PHOENIX - The Arizona Supreme Court on Wednesday rebuffed efforts by the state to claim water rights tied to its 9.3 million acres of trust land.
The justices unanimously rejected arguments by attorneys for the state that when the federal government gave the land to Arizona in 1912 to hold in trust, it also provided "reserved" water rights for that property. Instead, the court said the state's rights are no different, and no better, than others.
Robert Glennon, a professor of law at the University of Arizona, said what makes the ruling significant is if the justices had accepted the state's arguments, it would have caused havoc.
"They want water, retroactively, for 9 million acres of land," he said. "Just think of how disruptive that would be, both to claims of some tribes and also to the existing cities and farms and mines that are using water."
And Glennon, author of several books including the 2009 "Unquenchable: America's Water Crisis and What to Do About It," said the implications of giving the state title to all that water would have put many other users at the back of the line.
"There wouldn't have been much left," he said. "It would have been a staggering amount of water."
The high court, in its ruling, also rejected claims by attorneys for the state that denying the water rights would somehow damage the whole purpose of the federal government giving all that land to the state: to support public schools and other government functions.
"The state has not argued that, without federal reserved water rights, the state trust lands will become worthless or incapable of producing a fund to support their designated beneficiaries," wrote Justice John Pelander for the court. "Indeed, state trust lands have been without such rights produced revenue for a century."
Vanessa Hickman, the deputy state land commissioner, conceded the point.

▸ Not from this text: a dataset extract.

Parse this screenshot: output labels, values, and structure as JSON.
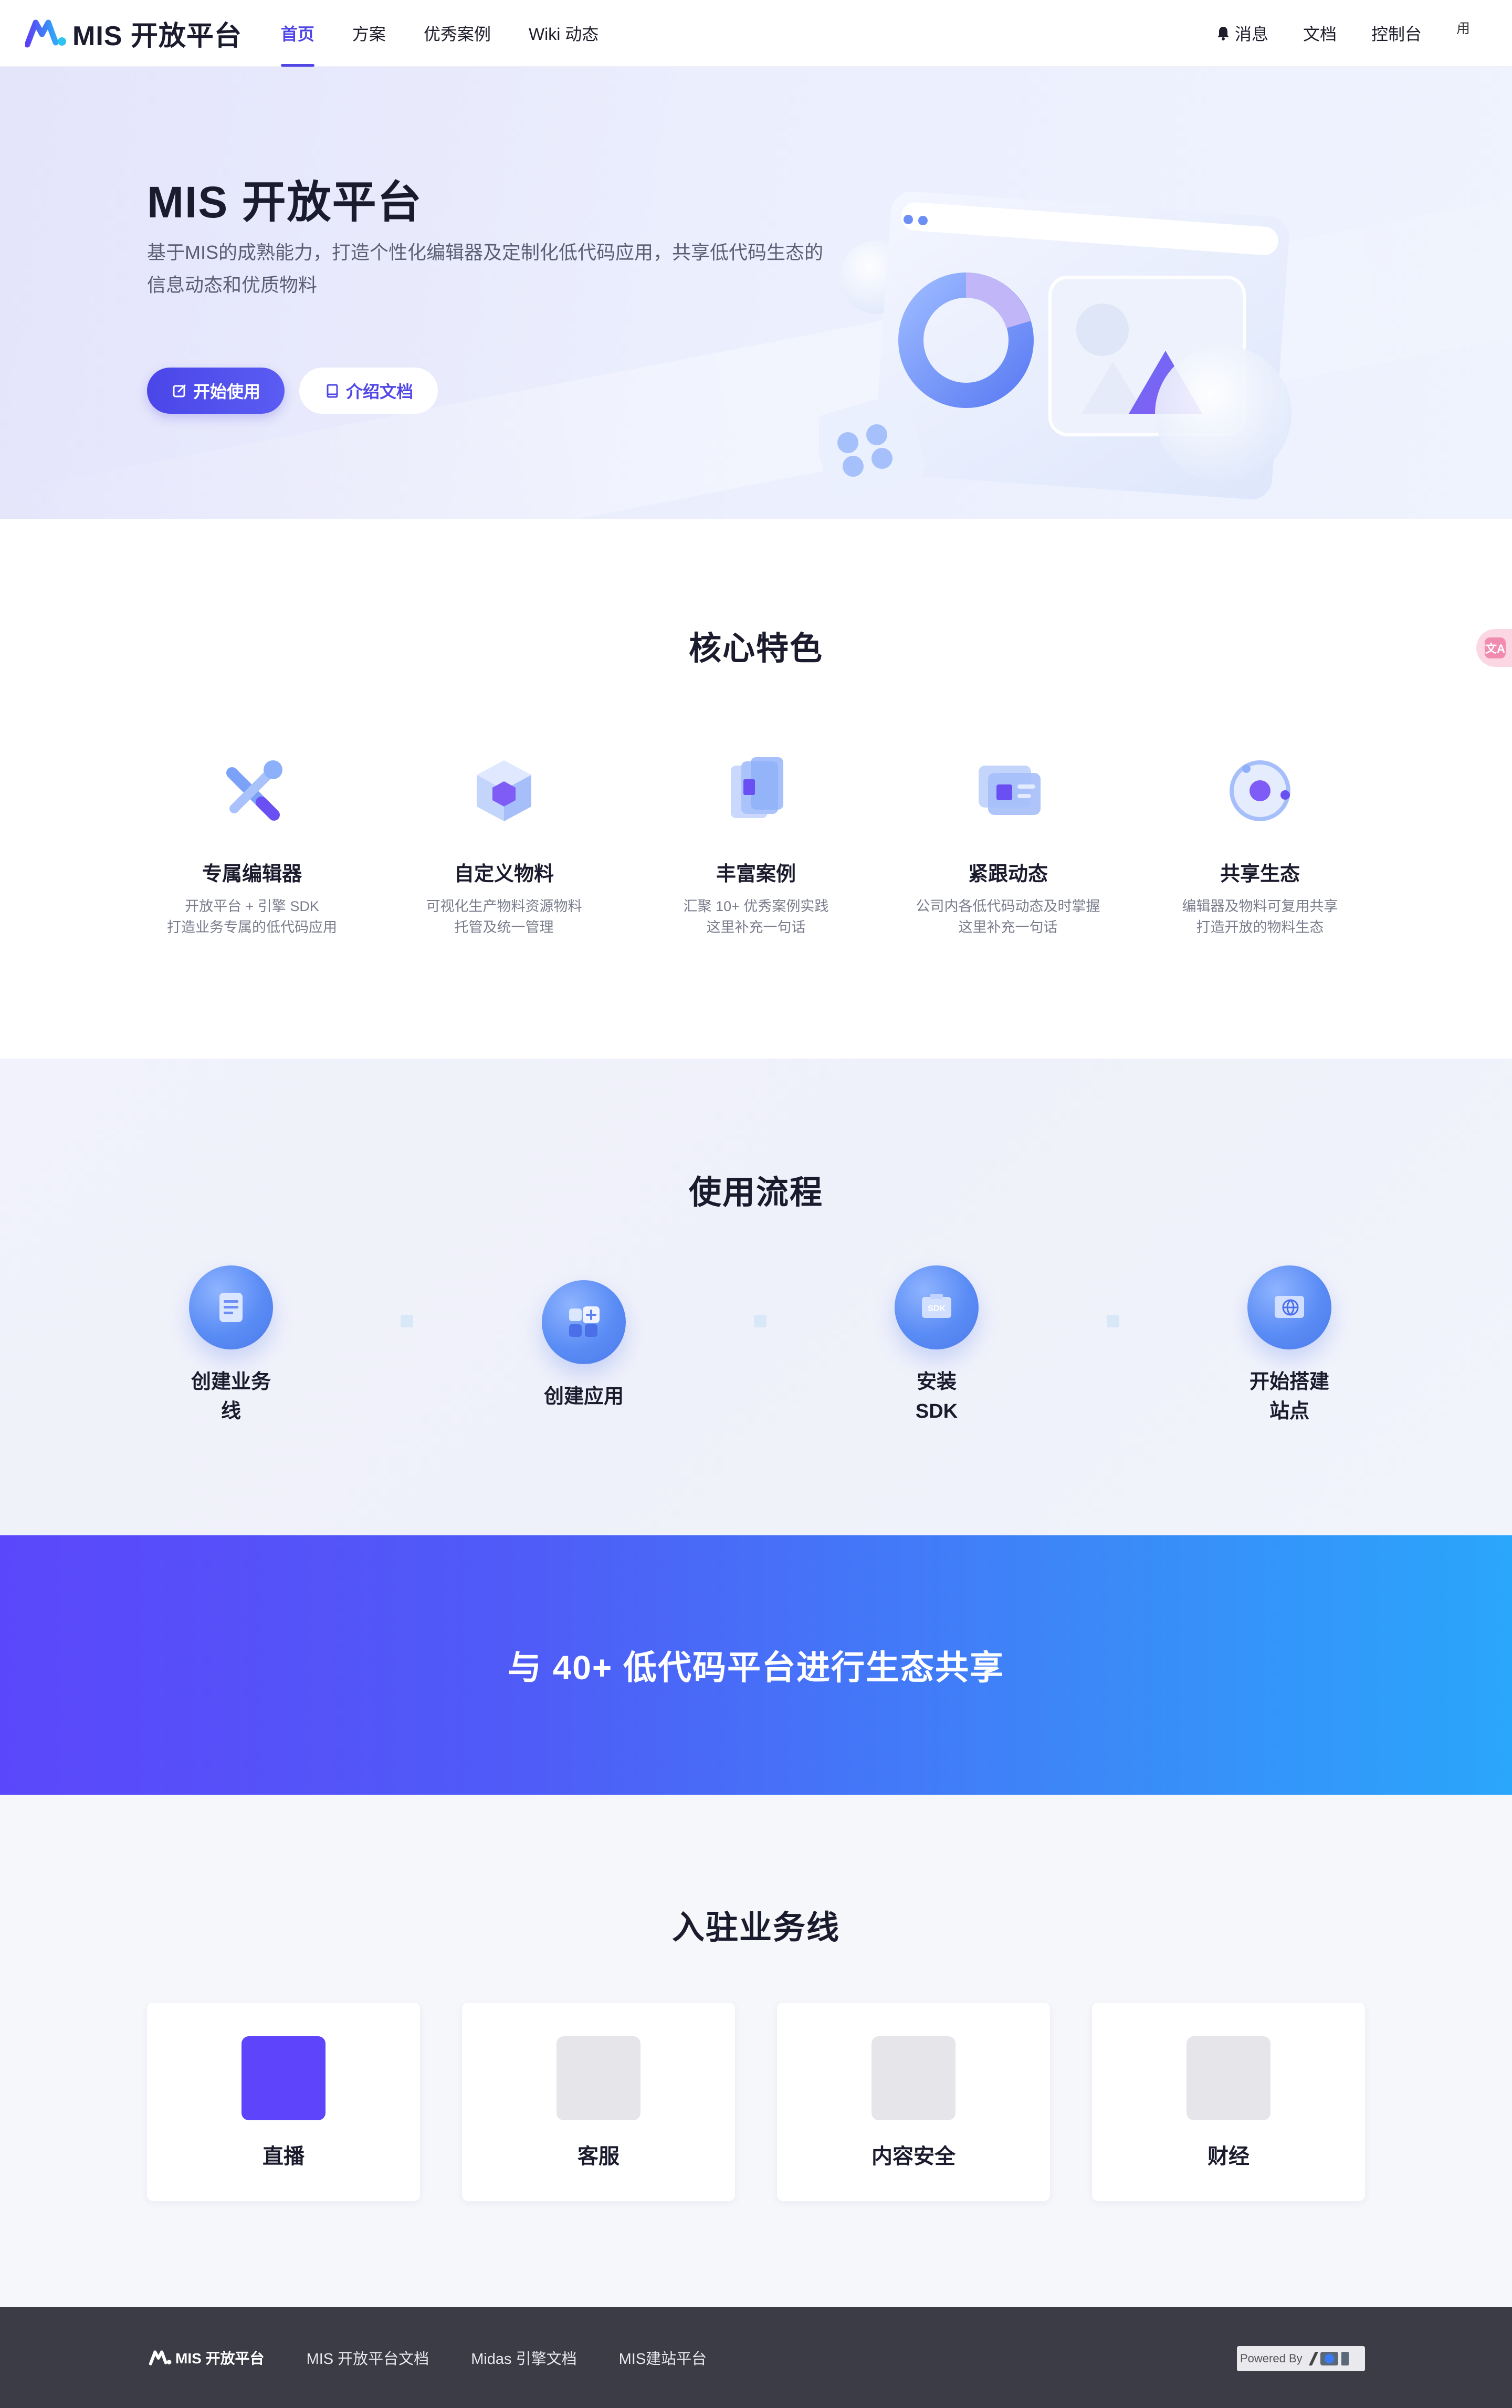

In the 2011 fiscal year, the most recent figures available, the state sold nearly 5,600 acres, generating $104 million, even in a depressed real estate market. By comparison, five years earlier, before the real estate bubble went bust, the state generated nearly $375 million in sales from the sale of just 3,426 acres.
But Hickman said there's much more money to be had, which is why the state is not giving up.
All those sales were of pure land, with no water rights. She figures that if the state's remaining property suddenly comes with water, it will bring far more at auction.
"We all know as more land is sold and more land is put into production, we all know how much more valuable access to water becomes," she said. And that, in turn, means far more cash for public schools and others who are beneficiaries of the trust.
Hickman said the state is looking at its options.
When Arizona became a state in 1912, the federal government gave it nearly 11 million acres to be leased or sold to benefit mainly public education, but also everything from prisons to universities. About 9.3 million acres remain.
Attorneys for the state argued that when the federal government gave Arizona the land, it also gave the state "reserved" water rights associated with all that acreage.
But Pelander said Congress apparently intended to transfer only the land, and was aware the property was worth less without water rights. He wrote that federal lawmakers addressed that by doubling the amount of trust land provided, "not by reserving federal water rights for those lands," Pelander wrote.
Hickman agreed the state never pursued its claims before, suggesting it wasn't a priority until now.
"Perhaps 100 years ago people weren't focused on water as much as they are today," she said.